Fig. 3. Proposed controller with different a i j . (a) and (d) Average  bus voltages with a i j = 0.5 and a i j = 10. (b) and (e) State variables with a i j = 0.5 and a i j = 10. (c) and (f) Bus voltages with a i j = 0.5  and a i j = 10.

Fig. 4. dc-ES 4 failure at 5 s. (a) Node bus voltage, (b) output power,  and (c) SOC.

Fig. 5. Proposed controller with communication delay τ . (a) Node bus  average voltage, (b) SOC, and (c) state variables xi .


Fig. 6. Proposed controller with five dc-ES s. (a) Node bus voltage, (b) output power, and (c) SOC.


A hierarchical two-level voltage control scheme was proposed for dc-ES s in a micro grid using the consensus algorithm to estimate the average dc-bus voltage and promote SOC balance among different dc-ES s. The small-signal model of four dc-E S s system incorporating the controllers was developed for eigenvalues analysis to investigate the stability of the system. The consensus of the observed average voltages and the defined state variables has been proven.


Results show that the control can improve the voltage control accuracy of dc-E S s and realize power sharing in proportion to the SOC. The resilience of the system against the link failure has been improved and the system can still maintain operations as long as the remaining communication graph has a spanning tree. Simulation and experimental results also verify that the correctness and effectiveness of the proposed model and controller strategy.


[1] X. Lu, K. Sun, J. M. Guerrero, J. C. Vasquez, and L. Huang, “State-of charge balance using adaptive droop control for distributed energy storage systems in DC micro grid applications,” IEEE Trans. Ind. Electron., vol. 61, no. 6, pp. 2804–2815, Jun. 2014.

[2] Q. Sh a f i e e, T. Drag ice v i c, J. C. Vasquez, and J. M. Guerrero, “Hierarchical control for multiple DC-micro grids clusters,” IEEE Trans. Energy Con v e r s., vol. 29, no. 4, pp. 922–933, Dec. 2014.

[3] W. Ya o, M. Chen, J. Mat as, J. M. Guerrero, and Z. M. Q i an, “Design and analysis of the droop control method for parallel invert er s  considering the impact of the complex impedance on the power sharing,” IEEE Trans. Ind. Electron., vol. 58, no. 2, pp. 576–588, Feb. 2011.

[4] V. Na s i r i an, S. M o a y e d i, A. D a v o u d i and F. Lewis, “Distributed cooperative control of DC micro grids,” IEEE Trans. Power Electron., vol. 30, no. 4, pp. 6725–6741, Dec. 2014.

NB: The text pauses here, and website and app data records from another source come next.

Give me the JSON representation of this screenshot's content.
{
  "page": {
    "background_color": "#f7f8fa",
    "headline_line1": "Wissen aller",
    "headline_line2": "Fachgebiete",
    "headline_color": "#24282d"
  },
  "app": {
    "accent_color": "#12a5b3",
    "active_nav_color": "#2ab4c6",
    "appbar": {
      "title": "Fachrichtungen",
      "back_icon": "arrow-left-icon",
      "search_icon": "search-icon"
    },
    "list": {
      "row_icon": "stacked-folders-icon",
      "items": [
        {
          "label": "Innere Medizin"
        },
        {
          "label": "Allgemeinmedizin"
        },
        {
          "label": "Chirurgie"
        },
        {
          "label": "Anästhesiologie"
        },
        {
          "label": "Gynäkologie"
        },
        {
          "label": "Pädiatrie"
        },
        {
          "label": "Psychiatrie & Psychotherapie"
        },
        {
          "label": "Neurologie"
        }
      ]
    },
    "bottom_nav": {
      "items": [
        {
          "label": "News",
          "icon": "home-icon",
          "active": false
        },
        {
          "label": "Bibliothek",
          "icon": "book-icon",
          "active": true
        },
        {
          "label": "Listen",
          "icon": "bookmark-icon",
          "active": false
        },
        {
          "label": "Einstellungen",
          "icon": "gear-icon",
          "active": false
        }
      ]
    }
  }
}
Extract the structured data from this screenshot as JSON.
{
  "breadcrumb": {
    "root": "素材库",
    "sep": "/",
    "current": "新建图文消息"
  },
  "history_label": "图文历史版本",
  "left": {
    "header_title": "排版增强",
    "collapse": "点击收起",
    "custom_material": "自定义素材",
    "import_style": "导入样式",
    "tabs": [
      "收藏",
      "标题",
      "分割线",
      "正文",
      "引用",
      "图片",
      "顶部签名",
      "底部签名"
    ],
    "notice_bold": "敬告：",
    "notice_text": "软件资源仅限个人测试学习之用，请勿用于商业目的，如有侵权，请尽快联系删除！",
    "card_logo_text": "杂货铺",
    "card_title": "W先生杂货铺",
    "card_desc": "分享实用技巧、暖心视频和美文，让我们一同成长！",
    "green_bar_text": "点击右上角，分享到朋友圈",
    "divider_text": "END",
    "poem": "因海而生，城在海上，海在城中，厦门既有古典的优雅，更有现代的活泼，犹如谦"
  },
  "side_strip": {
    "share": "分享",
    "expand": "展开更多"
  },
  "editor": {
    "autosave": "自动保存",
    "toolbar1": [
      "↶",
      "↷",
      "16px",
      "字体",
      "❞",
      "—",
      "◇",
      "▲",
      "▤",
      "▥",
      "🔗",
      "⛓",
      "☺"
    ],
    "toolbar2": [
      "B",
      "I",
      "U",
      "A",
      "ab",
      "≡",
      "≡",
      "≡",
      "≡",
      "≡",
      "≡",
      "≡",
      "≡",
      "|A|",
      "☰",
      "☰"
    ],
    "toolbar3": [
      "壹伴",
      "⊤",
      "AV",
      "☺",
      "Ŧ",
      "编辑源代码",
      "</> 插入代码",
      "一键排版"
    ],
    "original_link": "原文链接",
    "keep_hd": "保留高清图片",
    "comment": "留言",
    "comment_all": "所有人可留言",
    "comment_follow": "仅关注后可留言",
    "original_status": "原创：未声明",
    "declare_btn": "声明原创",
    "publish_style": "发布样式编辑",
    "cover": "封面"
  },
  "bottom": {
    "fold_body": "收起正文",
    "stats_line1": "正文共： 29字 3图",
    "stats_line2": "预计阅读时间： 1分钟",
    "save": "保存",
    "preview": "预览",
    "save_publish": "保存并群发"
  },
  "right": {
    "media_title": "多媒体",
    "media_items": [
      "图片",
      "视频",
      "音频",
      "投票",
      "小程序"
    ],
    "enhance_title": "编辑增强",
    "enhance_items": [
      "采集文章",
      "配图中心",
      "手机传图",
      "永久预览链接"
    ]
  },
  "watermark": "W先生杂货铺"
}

[5] J. M. Guerrero, J. C. Vasquez, J. Mat as, L. G. d e Vi cu˜n a, and M. Cast i l la, “Hierarchical control of droop-controlled AC and DC micro grids—A general  approach toward standardization,” IEEE Trans. Ind. Electron., vol. 58, no. 1, pp. 158–172, Jan. 2011.